Fifth- and eighth-grade students in the Houston Independent School District achieved significant gains in both reading and mathematics on the first administration of the STAAR test.
Passing rates in math showed improvement from last year, as both fifth- and eighth-graders posted an increase at every performance level. Of note, HISD fifth-grade students saw their strongest growth in math at the Meets Grade Level Standard with a gain of 6 percentage points. Eighth-grade students showed the most growth in math at the Approaches Grade Level Standard with a gain of 5 percentage points from the previous year.
From 2015 to 2018, HISD students have achieved double-digit gains at the Meets Grade Level Standard in mathematics. HISD fifth-graders reaching that level increased 13 percentage points, while eighth-graders improved by 15 percentage points.
Overall, passing rates for district fifth-graders in reading increased by 6 percentage points from last year; passing rates for district eighth-graders increased by 1 percentage point. Houston eighth-graders achieving the Masters Grade Level Standard in reading increased 5 percentage points.
In math, district results mirrored trends statewide. In fifth-grade math, district scores increased by 3 percentage points, as did state scores. In eighth-grade math, district scores increased by 5 percentage points from the previous year, while state scores increased by 4 percentage points.
In fifth-grade reading, district scores increased by 6 percentage points from the previous year, and state scores increased by 7 percentage points. In eighth-grade reading, district scores increased by 1 percentage point, while the state’s scores remained flat.
The district also saw progress on closing the achievement gap in both fifth and eighth grades. In fifth grade, passing rates for African-American students increased 3 and 5 percentage points in math and reading, respectively. For Hispanic students, passing rates in math increased 3 percentage points, and passing rates in reading increased 8 percentage points.
In eighth grade, passing rates for African-American students increased 2 percentage points in math from last year. Hispanic students showed an increase of 7 and 2 percentage points in math and reading, respectively.
The district saw greater performance increases among fifth- and eighth-grade English language learners at the Approaches Grade Level Standard in both reading and math than the overall fifth- and eighth-grade student population in both subjects.

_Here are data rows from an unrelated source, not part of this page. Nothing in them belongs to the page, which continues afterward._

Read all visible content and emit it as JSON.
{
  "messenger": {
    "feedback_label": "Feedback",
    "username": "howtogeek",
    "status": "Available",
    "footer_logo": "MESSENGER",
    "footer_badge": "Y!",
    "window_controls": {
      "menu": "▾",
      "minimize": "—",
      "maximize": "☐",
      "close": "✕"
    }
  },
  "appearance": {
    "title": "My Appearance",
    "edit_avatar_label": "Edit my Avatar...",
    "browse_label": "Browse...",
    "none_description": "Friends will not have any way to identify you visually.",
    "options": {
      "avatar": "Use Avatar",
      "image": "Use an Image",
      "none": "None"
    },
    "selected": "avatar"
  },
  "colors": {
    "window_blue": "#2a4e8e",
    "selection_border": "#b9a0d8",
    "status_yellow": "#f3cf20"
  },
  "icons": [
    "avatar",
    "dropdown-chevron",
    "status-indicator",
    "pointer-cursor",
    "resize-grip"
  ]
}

“Our students and staff have worked tirelessly this year, and I’m excited to see their work reflected in these scores,” Interim Superintendent Grenita Lathan said. “We are proud of the improvement our students have shown on this year’s STAAR math and reading assessments despite the difficult year our district has had. The focus of our efforts continues to be on our students and their continued academic progress.”
These results are based on the approximately 16,000 HISD students in grade five and approximately 13,000 students in grade eight who took the STAAR reading and math exams in April.
If unsuccessful after the first administration, students receive additional state-mandated accelerated instruction and take the second administration of the reading and math tests May 14–15, 2018.
Due to the impact of Hurricane Harvey, Texas Education Agency Commissioner Mike Morath waived the fifth- and eighth-grade retention requirements for HISD. Any fifth- or eighth-grader who has not passed the second administration of the STAAR reading or math tests will not be required to take the third administration. Retention for these students will be at the discretion of campuses and district. Students who do not pass the first administration will still be required to take the second administration because these results will be included in the accountability system.
The results of the first administration provide an indication of how the STAAR fifth- and eighth-grade reading and math assessments will impact district and campus accountability ratings. Under HB 22, districts will get their first A-F letter ratings in August 2018. However, schools will still be rated as Met Standard or Improvement Required. Schools will be given an A-F rating for the first time in August 2019.
The TEA is expected to announce whether accountability waivers will be granted to school districts affected by Hurricane Harvey in June.